Does Your Pitch Deck Need a Hook to Make Your Point?

Jan 20

If you’ve ever sat through a pitch deck heavy on bullet points and short on impact, you know what a snooze fest it can be. Whether you’re pitching for funding or presenting to a potential client, don’t waste the opportunity. Hook your audience while you have the chance.

Here’s a quick story to make my point. Several years ago I was working with Zocere, a New Mexico-based startup with a promising drug candidate for ischemic strokes and concussions. The patented technology behind the drug was shown to stop damage to the brain post stroke and post trauma (concussion). There hadn’t been a new stroke drug on the market in years and offered a novel solution.

The company’s investor pitch opened with details on the drug candidate itself, a derivative of the brain-specific STEP protein tyrosine phosphatase, an important downstream regulator of NMDAR-dependent neuronal get my point. It was a dry way to introduce a drug candidate with the potential to be the first neuro-protectant – read “brain protecting” – on the market, with applications beyond stroke. (Think football-induced concussions.)

What Zocere needed was a “hit them between the eyes” hook.

This is what Lux-Writes came up with:









Zocere’s CEO looked at me quizzically. One of the lead investors laughed out loud. Not because they didn’t get it – it was a brain-protecting drug after all – it was just so quirky. It was to the point and memorable. And it leveraged Zocere’s current branding and website.

I went on to suggest the presenter take red hardhats to pitches, pass them around to investors and open his pitch with this question:













I also suggested they display the red hardhats at investor events; giving them away to potential investors.

The client loved the hook and used the red hardhat and “Brain Protection” message at his next investor event. Instead of getting lost in “derivative of the brain-specific STEP protein…” the audience immediately connected with the idea of a drug candidate that delivered brain protection.
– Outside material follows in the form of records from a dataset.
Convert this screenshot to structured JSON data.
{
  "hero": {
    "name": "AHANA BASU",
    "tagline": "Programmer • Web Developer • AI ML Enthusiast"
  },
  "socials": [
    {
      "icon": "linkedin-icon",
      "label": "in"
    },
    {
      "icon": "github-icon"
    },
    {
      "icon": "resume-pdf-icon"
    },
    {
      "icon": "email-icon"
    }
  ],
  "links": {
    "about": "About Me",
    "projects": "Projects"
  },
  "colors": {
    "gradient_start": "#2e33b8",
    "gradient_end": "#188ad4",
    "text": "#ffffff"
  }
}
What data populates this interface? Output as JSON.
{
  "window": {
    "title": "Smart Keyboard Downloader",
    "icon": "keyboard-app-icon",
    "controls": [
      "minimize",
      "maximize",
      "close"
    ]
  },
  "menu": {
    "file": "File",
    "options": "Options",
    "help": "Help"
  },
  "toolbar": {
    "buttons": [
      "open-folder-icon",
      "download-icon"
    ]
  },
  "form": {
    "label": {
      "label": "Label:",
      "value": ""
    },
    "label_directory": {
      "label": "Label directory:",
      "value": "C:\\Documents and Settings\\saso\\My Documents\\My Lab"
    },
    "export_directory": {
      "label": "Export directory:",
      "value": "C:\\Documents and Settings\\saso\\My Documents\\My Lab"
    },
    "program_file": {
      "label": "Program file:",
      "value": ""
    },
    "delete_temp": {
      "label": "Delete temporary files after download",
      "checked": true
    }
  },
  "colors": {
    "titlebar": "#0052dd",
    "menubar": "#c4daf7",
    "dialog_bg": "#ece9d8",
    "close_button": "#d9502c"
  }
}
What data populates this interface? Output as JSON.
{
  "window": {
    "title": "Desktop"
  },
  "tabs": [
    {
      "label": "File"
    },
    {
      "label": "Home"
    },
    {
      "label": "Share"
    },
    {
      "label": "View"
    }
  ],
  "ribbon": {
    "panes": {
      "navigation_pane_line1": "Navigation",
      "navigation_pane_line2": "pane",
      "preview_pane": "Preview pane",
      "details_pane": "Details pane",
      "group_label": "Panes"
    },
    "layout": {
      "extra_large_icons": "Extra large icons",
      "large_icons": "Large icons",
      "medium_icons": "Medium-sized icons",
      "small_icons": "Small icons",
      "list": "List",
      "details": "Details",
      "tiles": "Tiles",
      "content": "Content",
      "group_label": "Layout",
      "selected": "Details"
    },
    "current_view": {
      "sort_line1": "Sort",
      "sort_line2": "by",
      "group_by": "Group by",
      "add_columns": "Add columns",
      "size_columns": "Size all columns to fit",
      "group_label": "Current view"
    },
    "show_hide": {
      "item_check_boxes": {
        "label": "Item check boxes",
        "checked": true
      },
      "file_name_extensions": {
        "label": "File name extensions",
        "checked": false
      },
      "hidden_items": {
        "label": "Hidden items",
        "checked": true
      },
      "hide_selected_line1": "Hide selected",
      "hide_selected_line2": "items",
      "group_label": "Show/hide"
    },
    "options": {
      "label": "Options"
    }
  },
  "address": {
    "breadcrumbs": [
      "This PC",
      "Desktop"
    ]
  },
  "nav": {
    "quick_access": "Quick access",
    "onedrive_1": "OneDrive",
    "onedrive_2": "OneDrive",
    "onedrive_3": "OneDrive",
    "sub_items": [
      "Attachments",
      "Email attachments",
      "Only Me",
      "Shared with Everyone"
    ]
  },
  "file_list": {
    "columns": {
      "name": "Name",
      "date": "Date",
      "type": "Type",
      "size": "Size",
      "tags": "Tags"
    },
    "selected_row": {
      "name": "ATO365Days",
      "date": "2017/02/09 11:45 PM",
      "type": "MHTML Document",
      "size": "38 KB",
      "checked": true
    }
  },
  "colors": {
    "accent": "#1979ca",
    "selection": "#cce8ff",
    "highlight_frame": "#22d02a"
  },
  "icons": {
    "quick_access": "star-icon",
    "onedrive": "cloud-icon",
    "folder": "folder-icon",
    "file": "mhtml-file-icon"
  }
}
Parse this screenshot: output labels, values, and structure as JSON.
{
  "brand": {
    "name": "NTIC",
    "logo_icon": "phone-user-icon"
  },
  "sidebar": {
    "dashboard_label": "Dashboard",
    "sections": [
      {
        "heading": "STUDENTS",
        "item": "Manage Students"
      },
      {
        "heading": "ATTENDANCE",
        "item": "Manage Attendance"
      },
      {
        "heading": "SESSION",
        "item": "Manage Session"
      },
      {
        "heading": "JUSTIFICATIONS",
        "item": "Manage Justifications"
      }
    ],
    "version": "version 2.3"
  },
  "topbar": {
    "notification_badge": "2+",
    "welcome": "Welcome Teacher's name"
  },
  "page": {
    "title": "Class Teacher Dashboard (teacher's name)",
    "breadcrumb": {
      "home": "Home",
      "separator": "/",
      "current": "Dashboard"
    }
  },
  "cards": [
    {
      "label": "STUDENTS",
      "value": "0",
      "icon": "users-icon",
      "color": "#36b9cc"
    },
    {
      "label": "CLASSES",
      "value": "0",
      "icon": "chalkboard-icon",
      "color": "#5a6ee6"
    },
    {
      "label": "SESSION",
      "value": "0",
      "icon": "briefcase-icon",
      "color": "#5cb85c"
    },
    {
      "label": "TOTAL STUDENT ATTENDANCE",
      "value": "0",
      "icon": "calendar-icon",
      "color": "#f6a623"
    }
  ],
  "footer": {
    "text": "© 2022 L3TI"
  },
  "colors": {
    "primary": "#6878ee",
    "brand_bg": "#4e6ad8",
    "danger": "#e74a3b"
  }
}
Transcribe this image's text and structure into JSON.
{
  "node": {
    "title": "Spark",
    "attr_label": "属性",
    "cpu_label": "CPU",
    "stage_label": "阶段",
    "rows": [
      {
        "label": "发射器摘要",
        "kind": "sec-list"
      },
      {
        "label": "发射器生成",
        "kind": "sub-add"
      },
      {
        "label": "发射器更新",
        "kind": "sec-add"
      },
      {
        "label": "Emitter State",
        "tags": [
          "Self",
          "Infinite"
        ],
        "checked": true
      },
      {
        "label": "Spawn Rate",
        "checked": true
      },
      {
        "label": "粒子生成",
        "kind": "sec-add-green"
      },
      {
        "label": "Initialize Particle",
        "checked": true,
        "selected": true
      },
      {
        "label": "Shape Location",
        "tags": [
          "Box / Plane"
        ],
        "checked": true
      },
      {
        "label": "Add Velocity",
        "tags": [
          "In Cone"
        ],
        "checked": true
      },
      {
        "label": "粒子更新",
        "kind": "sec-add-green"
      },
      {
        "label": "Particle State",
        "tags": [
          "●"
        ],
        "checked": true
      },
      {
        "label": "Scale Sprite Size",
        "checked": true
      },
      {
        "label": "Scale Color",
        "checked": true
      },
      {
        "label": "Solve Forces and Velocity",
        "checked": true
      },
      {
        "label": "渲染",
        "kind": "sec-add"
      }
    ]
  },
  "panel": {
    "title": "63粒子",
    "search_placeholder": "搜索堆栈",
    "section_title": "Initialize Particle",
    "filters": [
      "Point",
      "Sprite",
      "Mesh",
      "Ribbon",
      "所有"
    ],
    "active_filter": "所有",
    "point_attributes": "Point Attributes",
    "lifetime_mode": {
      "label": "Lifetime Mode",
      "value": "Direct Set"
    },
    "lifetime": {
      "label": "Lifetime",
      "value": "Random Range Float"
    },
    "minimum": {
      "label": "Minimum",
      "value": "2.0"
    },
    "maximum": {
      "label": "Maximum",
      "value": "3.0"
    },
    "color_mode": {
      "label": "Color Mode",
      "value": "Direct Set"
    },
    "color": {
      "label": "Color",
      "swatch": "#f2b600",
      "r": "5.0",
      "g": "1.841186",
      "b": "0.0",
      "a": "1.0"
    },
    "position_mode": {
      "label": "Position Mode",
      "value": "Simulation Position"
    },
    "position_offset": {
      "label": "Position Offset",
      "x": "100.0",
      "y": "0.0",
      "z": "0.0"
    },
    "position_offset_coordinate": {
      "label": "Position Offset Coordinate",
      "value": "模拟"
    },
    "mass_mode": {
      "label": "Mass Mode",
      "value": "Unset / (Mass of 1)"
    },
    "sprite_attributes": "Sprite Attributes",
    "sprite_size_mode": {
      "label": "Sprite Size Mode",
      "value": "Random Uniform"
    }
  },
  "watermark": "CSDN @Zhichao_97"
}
After the pitch, investors came up to the client wanting to know more about Zocere’s brain protection.

Moral of the story: hooks work. Thought-provoking visuals are just one way to hook your audience. Here are some other ways:

  • Tell a short story involving your product or service.
  • Ask a rhetorical question.
  • Set an expectation.
  • Make a provocative claim.
  • Reference a current or historical event. (Avoiding politics, please!)

The goal is to grab the audience’s attention and make them want to hear everything you have to say. When you stand out in the crowd, you’re much more likely to get the results you want.

Are you a startup in need of a hook? Do you have a presentation that’s falling flat? Is your industry complex and hard to explain to audiences? I’m happy to take a look and offer advice based on 20-plus years as a brand consultant, marketer, freelance writer, and angel investor. Let’s connect.

Call, text, email or complete a form. Whatever you do, don’t wait. let’s get started